Four abortion laws passed in 2017 that are the subject of a lawsuit filed by the American Civil Liberties Union of Arkansas on behalf of abortion providers in the state have been placed on hold once again following a ruling this week by U.S. District Judge Kristine G. Baker.
Baker granted an injunction in 2017 that prevented the legislation from taking effect and since that time, the laws have been caught in a protracted legal fight as to whether they are constitutional.
Last August the 8th U.S. Circuit Court of Appeals vacated Baker's 2017 injunction, asking her to use a different legal standard to review any request to keep the state's laws from taking effect.
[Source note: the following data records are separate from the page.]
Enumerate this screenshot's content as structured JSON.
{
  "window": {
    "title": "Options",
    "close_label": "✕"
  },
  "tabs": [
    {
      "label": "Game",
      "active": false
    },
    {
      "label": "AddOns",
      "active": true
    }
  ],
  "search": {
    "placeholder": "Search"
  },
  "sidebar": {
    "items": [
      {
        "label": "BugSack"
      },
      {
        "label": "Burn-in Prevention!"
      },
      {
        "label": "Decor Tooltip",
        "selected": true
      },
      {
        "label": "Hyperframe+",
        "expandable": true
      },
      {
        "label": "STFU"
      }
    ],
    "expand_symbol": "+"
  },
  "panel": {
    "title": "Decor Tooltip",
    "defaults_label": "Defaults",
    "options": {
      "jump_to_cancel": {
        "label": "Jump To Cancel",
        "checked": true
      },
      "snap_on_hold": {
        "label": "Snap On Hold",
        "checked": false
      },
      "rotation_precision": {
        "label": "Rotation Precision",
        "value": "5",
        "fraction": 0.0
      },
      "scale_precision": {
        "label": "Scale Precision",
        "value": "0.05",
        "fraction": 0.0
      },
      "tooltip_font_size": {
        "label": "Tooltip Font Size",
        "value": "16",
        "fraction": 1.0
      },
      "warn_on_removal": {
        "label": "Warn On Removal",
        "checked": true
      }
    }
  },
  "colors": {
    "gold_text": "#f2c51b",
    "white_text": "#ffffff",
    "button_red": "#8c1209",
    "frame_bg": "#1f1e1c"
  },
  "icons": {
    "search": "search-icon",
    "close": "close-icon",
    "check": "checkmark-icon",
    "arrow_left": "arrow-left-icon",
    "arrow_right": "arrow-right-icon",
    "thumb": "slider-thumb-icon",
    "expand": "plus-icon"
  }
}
In December, the 8th Circuit declined to reconsider its decision to vacate Baker's preliminary injunction, which cleared the way for the laws to go into effect on Dec. 22.
On Dec. 22, Baker issued a temporary restraining order blocking the laws from taking effect until Jan. 5, at which time she issued the preliminary injunction in a 253-page order that was filed at the end of the day Tuesday. The injunction is to stay in effect until further orders from the court are issued.
The four abortion laws in question are Acts 45, 1018, 733 and 603 of 2017.
Act 45 bans dilation and evacuation, a common procedure for second-trimester abortions, while Act 1018 requires doctors to inform police if anyone 16 or younger gets an abortion. Act 733 prohibits sex-selective abortions and requires doctors to seek the medical records of any woman seeking an abortion who knows the sex of her fetus. Act 603 regulates the disposal of fetal remains.
Banning the dilation and evacuation procedure is a point of contention in the abortion debate. Critics refer to it as "dismemberment abortion." Proponents say it's a safe and common procedure for second-trimester abortions.
In Arkansas, dilatation and evacuation was the only method used to end pregnancies after 12 weeks, according to the Arkansas Department of Health. The procedure accounted for 638 of 3,771 abortions in Arkansas in 2015.
Proponents of the laws say they are necessary regulations enacted by the Legislature, while those against them argue they place undue burdens on women seeking to exercise a constitutionally protected right.
Stephanie Sharp, a spokeswoman for Arkansas Attorney General Leslie Rutledge, said in a statement that Rutledge was disappointed with Baker's decision.
"Those regulations protect unborn girls from systematic discrimination, protect children from predators and sex traffickers, require the respectful treatment of human remains, and prohibit a particularly barbaric and inhumane late-term abortion practice," Sharp said. "Just months ago, the Eighth Circuit overturned Judge Baker's nearly identical order in this case, and we are confident that the Eighth Circuit will do so again."
A statement issued by the ACLU of Arkansas hailed the decision as a critical victory for abortion access in Arkansas.
"This order will ensure that essential reproductive health care services will remain available in Arkansas," said Ruth Harlow, senior staff attorney in the ACLU's Reproductive Freedom Project. "The laws blocked by the court do nothing but place roadblock after roadblock in front of patients, in violation of their constitutionally protected rights. Arkansas politicians may continue this ruthless attack on abortion, but we will see them in court every time."
Holly Dickson, executive director of the ACLU of Arkansas, expressed relief that implementation of the laws will continue to be blocked while the lawsuit continues to wind through the legal process and she vowed that efforts to block the laws from taking effect will continue.
"Arkansas legislators took an oath to protect people's constitutional rights -- not trample on them with harmful dictates and restrictions," Dickson said in a statement. "We're relieved the court will continue to block these unconstitutional laws while we keep fighting to have them struck down for good."
Information for this story was provided by Neal Earley of the Arkansas Democrat-Gazette.